    Media reports of polls indicate how well public opinion polls have been integrated into campaign coverage. This article examines how polls were used in 2004. Although there were relatively limited methodological changes in how polis were conducted in 2004, there were changes in how the polls...

  • Fighting Words. MCWHORTER, JOHN // New Republic;2/3/2011, Vol. 242 Issue 1, p7 

    No abstract available.

  • Is It Over Yet? Golway, Terry // America;11/15/2004, Vol. 191 Issue 15, p7 

    The article discusses the political campaign for the United States presidential election. No doubt you will have read commentaries suggesting that, as always, the candidates told us little, the issues were not debated, and that the media performed its usual disservice by focusing only on the...

  • The gaffe patrol: Still blatantly partisan. Bozell III, L. Brent // Indianapolis Business Journal;5/20/96, Vol. 17 Issue 9, p6B 

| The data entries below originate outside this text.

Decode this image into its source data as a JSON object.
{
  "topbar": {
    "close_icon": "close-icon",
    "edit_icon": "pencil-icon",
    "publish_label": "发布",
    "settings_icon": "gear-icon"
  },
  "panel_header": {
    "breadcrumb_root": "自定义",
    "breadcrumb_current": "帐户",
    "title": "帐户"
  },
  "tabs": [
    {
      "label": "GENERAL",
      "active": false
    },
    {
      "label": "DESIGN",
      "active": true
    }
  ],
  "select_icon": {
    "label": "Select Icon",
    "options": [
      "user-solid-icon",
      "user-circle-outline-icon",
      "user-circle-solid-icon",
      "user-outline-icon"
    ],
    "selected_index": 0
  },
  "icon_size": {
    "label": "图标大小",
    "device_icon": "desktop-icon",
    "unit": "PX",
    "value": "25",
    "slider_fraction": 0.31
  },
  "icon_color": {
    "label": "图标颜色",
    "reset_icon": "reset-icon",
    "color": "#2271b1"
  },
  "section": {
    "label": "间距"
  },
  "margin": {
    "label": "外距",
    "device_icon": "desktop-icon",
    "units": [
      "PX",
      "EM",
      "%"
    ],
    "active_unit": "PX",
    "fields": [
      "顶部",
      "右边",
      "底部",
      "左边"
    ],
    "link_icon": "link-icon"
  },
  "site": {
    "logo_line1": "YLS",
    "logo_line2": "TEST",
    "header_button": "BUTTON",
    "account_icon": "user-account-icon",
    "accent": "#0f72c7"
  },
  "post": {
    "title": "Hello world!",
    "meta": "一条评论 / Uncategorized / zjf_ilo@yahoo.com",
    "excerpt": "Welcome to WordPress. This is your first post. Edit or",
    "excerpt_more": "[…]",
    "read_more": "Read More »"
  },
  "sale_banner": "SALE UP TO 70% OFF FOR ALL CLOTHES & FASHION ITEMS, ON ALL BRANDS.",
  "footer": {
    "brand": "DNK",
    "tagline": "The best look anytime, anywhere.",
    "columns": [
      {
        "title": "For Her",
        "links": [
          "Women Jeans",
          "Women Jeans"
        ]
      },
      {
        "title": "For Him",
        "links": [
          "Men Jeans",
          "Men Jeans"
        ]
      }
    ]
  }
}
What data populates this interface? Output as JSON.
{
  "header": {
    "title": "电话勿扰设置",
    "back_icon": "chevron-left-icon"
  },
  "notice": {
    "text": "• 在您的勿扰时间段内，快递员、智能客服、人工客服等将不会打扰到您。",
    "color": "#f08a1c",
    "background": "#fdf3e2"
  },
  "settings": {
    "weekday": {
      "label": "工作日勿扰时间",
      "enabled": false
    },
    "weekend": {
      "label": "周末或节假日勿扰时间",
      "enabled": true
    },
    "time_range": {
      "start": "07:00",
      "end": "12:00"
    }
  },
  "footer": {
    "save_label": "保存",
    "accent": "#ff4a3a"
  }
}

    Comments on mass media's blowing up of utterances of politicians into national scandals. Reporter John Broder's coverage of Hillary Clinton's speech to Emily's List; CBS Evening News' capitalizing on House Majority Leader Dick Armey's gaffe concerning gay Representative Barney Frank.

  • Untitled. Kincaid, Cliff // Human Events;11/27/93, Vol. 53 Issue 48, p16 

    Discusses political developments covered by the media. Attorney General Janet Reno's silence over Hollywood's practice of glorifying illegal drugs; New York Times' editorial against a German court's light sentencing of Monica Seles' attacker; Cable News Network's campaign contributions to...

  • Untitled.  // Human Events;12/11/93, Vol. 53 Issue 50, p16 

    Reports on mass media's coverage of politics and related developments. Racism charges against the Marine Corps due to the `60 Minutes' television program's failure to clarify the issue; Congress' inability to effectively regulate the communications industry; Low voter turnout at the Newspaper...


Read the Article


Sorry, but this item is not currently available from your library.

Try another library?
Sign out of this library

Other Topics